The Hound of the Baskervilles (1959)
Sherlock Holmes (Peter Cushing) and Doctor Watson (Andre Morell) meet with a certain Dr. Mortimer (Francis De Wolff), who tells them of the legend of the “hound,” born out of a murder committed by Sir Hugo Baskerville centuries ago. Explaining that Sir Charles Baskerville recently died in the same location as Sir Hugo, Mortimer expresses his deep concern that Sir Henry, the heir to the Baskerville estate, will also fall prey to the evil hound’s curse. Holmes sets out to investigate.
The Mummy (1959)
An archaeology team discover the tomb of an Egyptian princess, guarded by an undead mummy who will avenge all who desecrate the site.
Sword of Sherwood Forest (1960)

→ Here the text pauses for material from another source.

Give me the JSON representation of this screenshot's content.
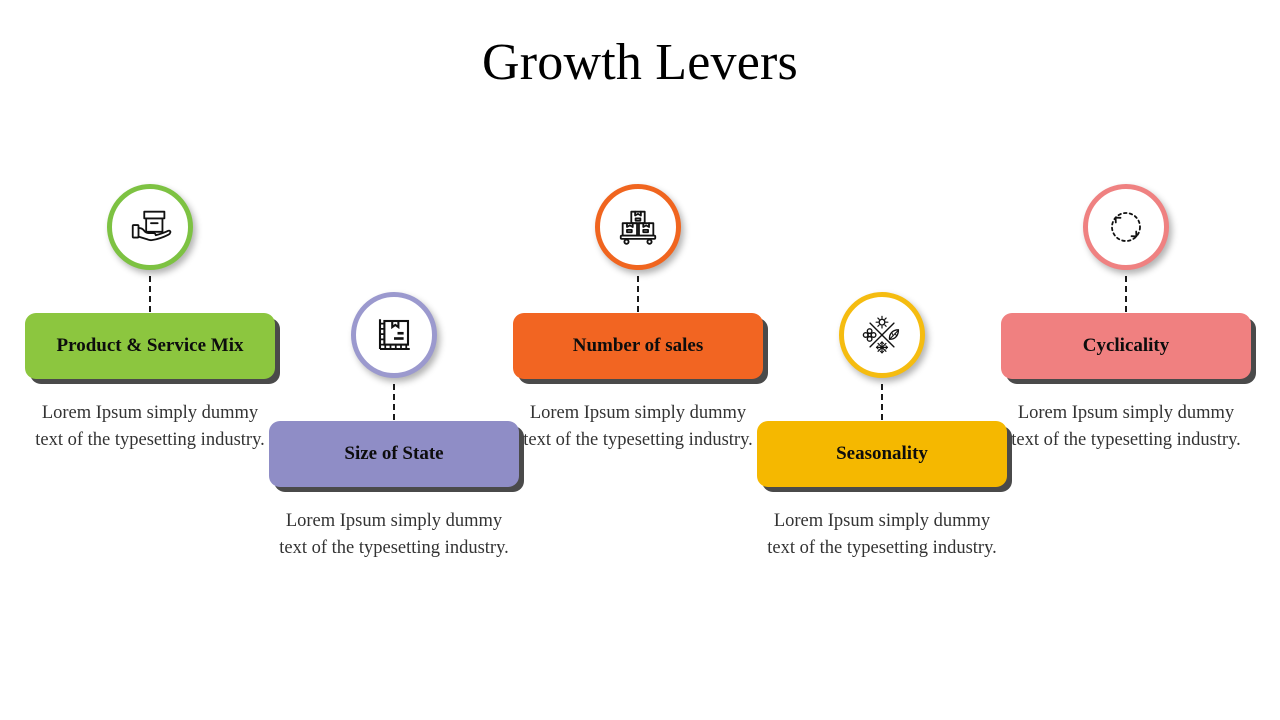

Lively reworking of the exploits of Robin Hood who foils the villainous Sheriff of Nottingham and the Earl of Newark’s dastardly plan to murder the Archbishop of Canterbury.
Captain Clegg (1962)
When a captain arrives on an English coastal town to investigate reports of smuggling, he ends up with much more to deal with, including marsh phantoms and a suspicious vicar.
Dr. Terror’s House of Horrors (1965)
Five chilling stories are linked by the character of a strange fortune-telling doctor who predicts the bizarre deaths of five fellow passengers on a train using a pack of tarot cards.
Daleks – Invasion Earth: 2150 A.D (1966)
This sequel to `Dr Who and the Daleks’ finds Doctor Who returning to Earth in AD 2150, only to find it almost destroyed by cosmic rays, and the Daleks moving in to hollow out the planet’s core to turn it into a gigantic spaceship.
Scream and Scream Again (1970)
Heading British Intelligence, Fremont (Christopher Lee) carries a heavy workload, what with killers, mad scientists and all. While a serial killer with a penchant for drinking his victim’s blood runs rampant, the murderous and deranged Dr. Browning (Vincent Price) engages in harvesting body parts to conduct his experiments. The lead man on the case, Detective Bellaver (Alfred Marks), tries to piece it all together, while a fascist leader (Peter Cushing) pulls strings from behind the scenes.
Star Wars Episode IV: A New Hope (1977)
The Imperial Forces — under orders from cruel Darth Vader (David Prowse) — hold Princess Leia (Carrie Fisher) hostage, in their efforts to quell the rebellion against the Galactic Empire. Luke Skywalker (Mark Hamill) and Han Solo (Harrison Ford), captain of the Millennium Falcon, work together with the companionable droid duo R2-D2 (Kenny Baker) and C-3PO (Anthony Daniels) to rescue the beautiful princess, help the Rebel Alliance, and restore freedom and justice to the Galaxy.
1913 – 1994